Open content licensed under CC BY-NC-SA

## Snapshots

## Details

Snapshot 1: a convex quadrilateral: the convex hull has four vertices

Snapshot 2: a concave quadrilateral: the convex hull has only three vertices

This Demonstration illustrates the four-point problem of J. J. Sylvester (1814–1897). He presented the problem in the April 1864 issue of *Educational Times; *see [1], [2, pp. 15–21]. The problem was as follows: if we pick four points at random inside some given convex region, what is the probability that the four points are the vertices of a concave quadrilateral? Wilhelm Blaschke (1885–1962) showed that the probability is at least and at most , depending on the form of the convex region.
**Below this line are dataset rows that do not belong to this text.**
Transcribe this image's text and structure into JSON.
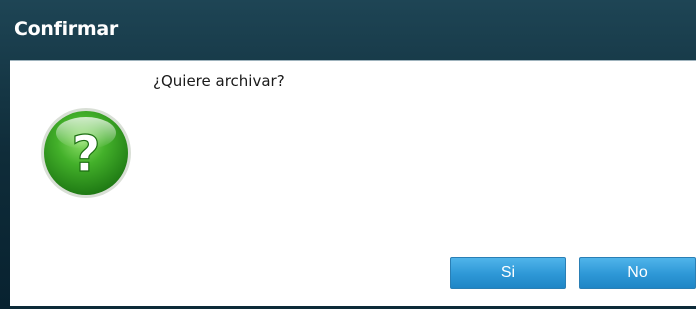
{
  "dialog": {
    "title": "Confirmar",
    "message": "¿Quiere archivar?",
    "icon": "question-icon",
    "buttons": {
      "yes_label": "Si",
      "no_label": "No"
    }
  },
  "colors": {
    "title_bar": "#0f2c39",
    "button": "#2d97d6",
    "icon_green": "#3aa32a"
  }
}
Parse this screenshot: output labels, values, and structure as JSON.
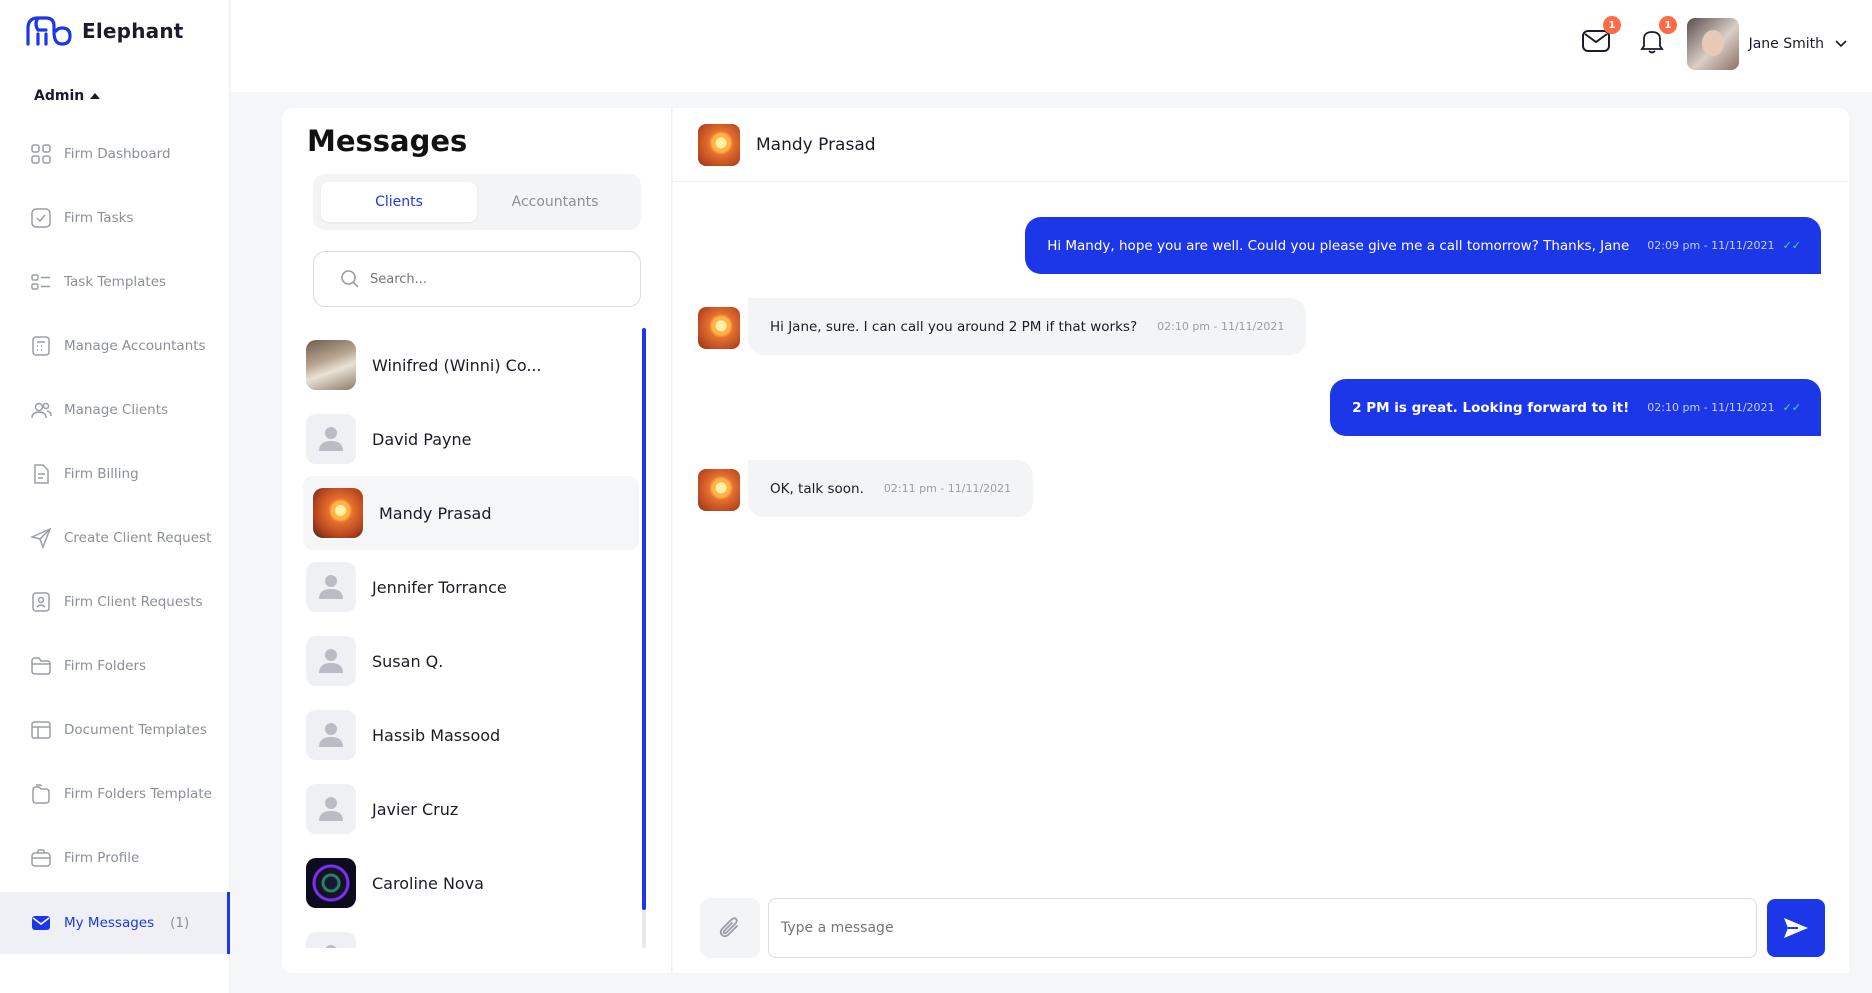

W. S. B. Woolhouse (1809–1893) showed that the lower bound is achieved if the convex region is a circle; for a square, the probability is and for a regular hexagon, . The Demonstration is based on [2], where a method is presented to generate random points in a circle.

References

[1] R. E. Pfiefer, "The Historical Development of J. J. Sylvester's Four Point Problem," *Mathematics Magazine*, 62(5), 1989 pp. 309–317.

[2] P. J. Nahin, *Digital Dice: Computational Solutions to Practical Probability Problems*, Princeton, NJ: Princeton University Press, 2008.

## Permanent Citation